Why we need a better understanding of the key drivers shaping the workforce
I am tired of hearing the over-use of the terms "gig economy" and "the future of work", which confuse the debate around the best way to adapt to changes in the New Zealand labour market.
It seems many observers are struggling to accept what is "the now of work" and are holding onto outdated and limited views of what constitutes a "good job".
The reality in New Zealand is that forms of "non-standard work" (self-employed, casual, fixed-term, temporary and seasonal) collectively remain a significant portion of our workforce, steadily increasingly along with the overall employment rate - with greater flexibility enabling better workforce participation.
Importantly, the New Zealand Productivity Commission, in its comprehensive analysis of local and overseas labour market data, states there is no evidence that platform-mediated gig work is cannibalising traditional employment relationships, but rather it is more often used for supplementary and short-term income.
So why do alternative forms of employment continue to be sought? Simply put, it is personal choice and circumstance which drive people's desire to have work that is flexible for their needs. We know from the data that fulltime workers are staying in jobs for shorter periods and many others are choosing "stints of work", some for days at a time; and others weeks or months.
Interestingly, Statistics New Zealand reported (Survey of Working Life: 2018) that half of those employed as temporary workers did not want a permanent job. They also found no difference in job satisfaction levels between permanent and temporary employees.
So it was worrying that recently the PSA Union were reported in the media as referring to the temporary workforce as "a second-class workforce", which is both demeaning and ignores the reality of the labour market.
As a large provider of contractors and temps across many sectors, AWF Madison understands that the motivations of candidates for contingent work and permanent work are quite different.
In fact, they are so different that many of our recruiters specialise in either permanent or contingent workers. We value our contingent workforce as much as we value the permanent candidates we deal with.
People want good jobs, but individuals place different value on different aspects of jobs and are often more concerned about income security than job security.
There is a lot written about the changing types of work and that a large percentage of jobs from 10 years ago no longer exist and that many more will not exist in another 10. The dialogue tends to focus on the re-training required for the workers and little about the needs of businesses.
The reality is these changes mean businesses not only have seasonal demands from a workflow perspective but can also require significant transformations of their workforce over time. This is driving businesses to seek contingent workers, either individually or often large teams for weeks and months at a time. Let's not forget it is the consumer that is driving this demand with changing expectations of businesses and government agencies alike.
Data shows that full-time workers are staying in jobs for shorter periods.
It is positive for the both the job market and overall labour productivity that we have mechanisms that allow workers and employers to connect with each other and that the contingent labour market can operate. This is also a global trend among most of New Zealand's trading partners that we compete with.

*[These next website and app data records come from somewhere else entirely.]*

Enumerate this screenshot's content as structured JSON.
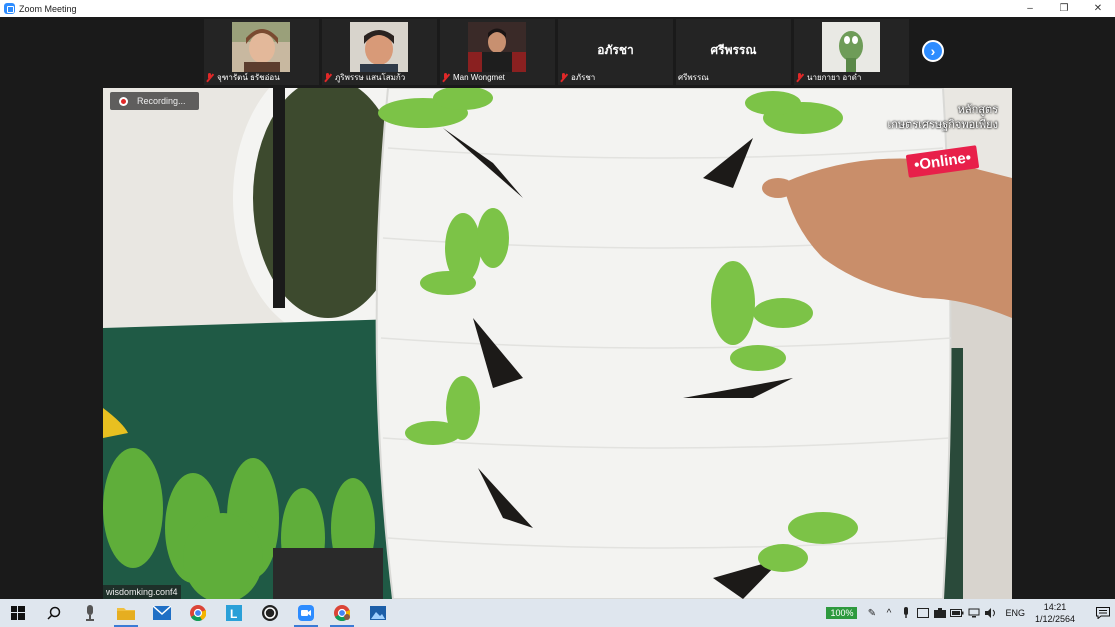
{
  "window": {
    "title": "Zoom Meeting",
    "minimize": "–",
    "restore": "❐",
    "close": "✕"
  },
  "participants": [
    {
      "name": "จุฑารัตน์ ธรัชอ่อน",
      "has_video": true
    },
    {
      "name": "ภูริพรรษ แสนโสมก้ว",
      "has_video": true
    },
    {
      "name": "Man Wongmet",
      "has_video": true
    },
    {
      "name": "อภัรชา",
      "big_name": "อภัรชา",
      "has_video": false
    },
    {
      "name": "ศรีพรรณ",
      "big_name": "ศรีพรรณ",
      "has_video": false,
      "muted": false
    },
    {
      "name": "นายกายา อาดำ",
      "has_video": true
    }
  ],
  "gallery_next_icon": "chevron-right-icon",
  "video": {
    "recording_label": "Recording...",
    "overlay_line1": "หลักสูตร",
    "overlay_line2": "เกษตรเศรษฐกิจพอเพียง",
    "online_badge": "•Online•",
    "footer_name": "wisdomking.conf4"
  },
  "taskbar": {
    "icons": [
      "windows-start-icon",
      "search-icon",
      "microphone-app-icon",
      "file-explorer-icon",
      "mail-icon",
      "chrome-icon",
      "l-app-icon",
      "obs-icon",
      "zoom-icon",
      "chrome-profile-icon",
      "photos-icon"
    ],
    "battery": "100%",
    "language": "ENG",
    "time": "14:21",
    "date": "1/12/2564"
  },
  "colors": {
    "zoom_blue": "#2d8cff",
    "muted_red": "#e02828",
    "online_pink": "#e8204a",
    "battery_green": "#2e9a3e"
  }
}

Of course, this shift in how we work is not without its challenges. Employers have to adapt induction, training and onboarding processes for this "in and out" - type workforce and accept that a proportion of these workers are not seeking a permanent job and have the freedom to move on at short notice.
The workers themselves must take more ownership for their income security and ensure they can balance the books and be ready for time without work and be responsible for their ongoing personal development.
For the foreseeable future, banks, unions and other stakeholders have to find a way to remain relevant to, and support workers who can't provide a payslip from a fulltime role which normally would have provided them with deductions and other entitlements. This relevance is likely to be found in supporting contingent workers' desire to be flexible and recognising this as a long-term viable way to structure a career or working life.
Sadly, there are rogue employers with bad practices who bring unwarranted headlines of "exploitation" upon good employers as well. We need to find a way to ensure these workers are protected but without reducing the level of flexibility required by businesses and the freedoms sought by most individuals.
It is widely acknowledged that New Zealand's labour productivity is poor; it has lagged behind the OECD average for many years. In order to address this and boost our economic growth, the Productivity Commission identifies a more dynamic and flexible labour market as critical to promoting innovation and job creation.
It is, however, currently a challenge for employers to embrace flexibility opportunities and balance these with worker rights within a legislative framework that is not well-suited for growing numbers of contingent workers.
New solutions are required, and these can't be found in the past where collective bargaining power could drive certain job outcomes.
We need to shift the view that the permanent job is the only good job and embrace more flexible forms of employment in order to secure better outcomes for the New Zealand labour market.
This article first appeared in the New Zealand Herald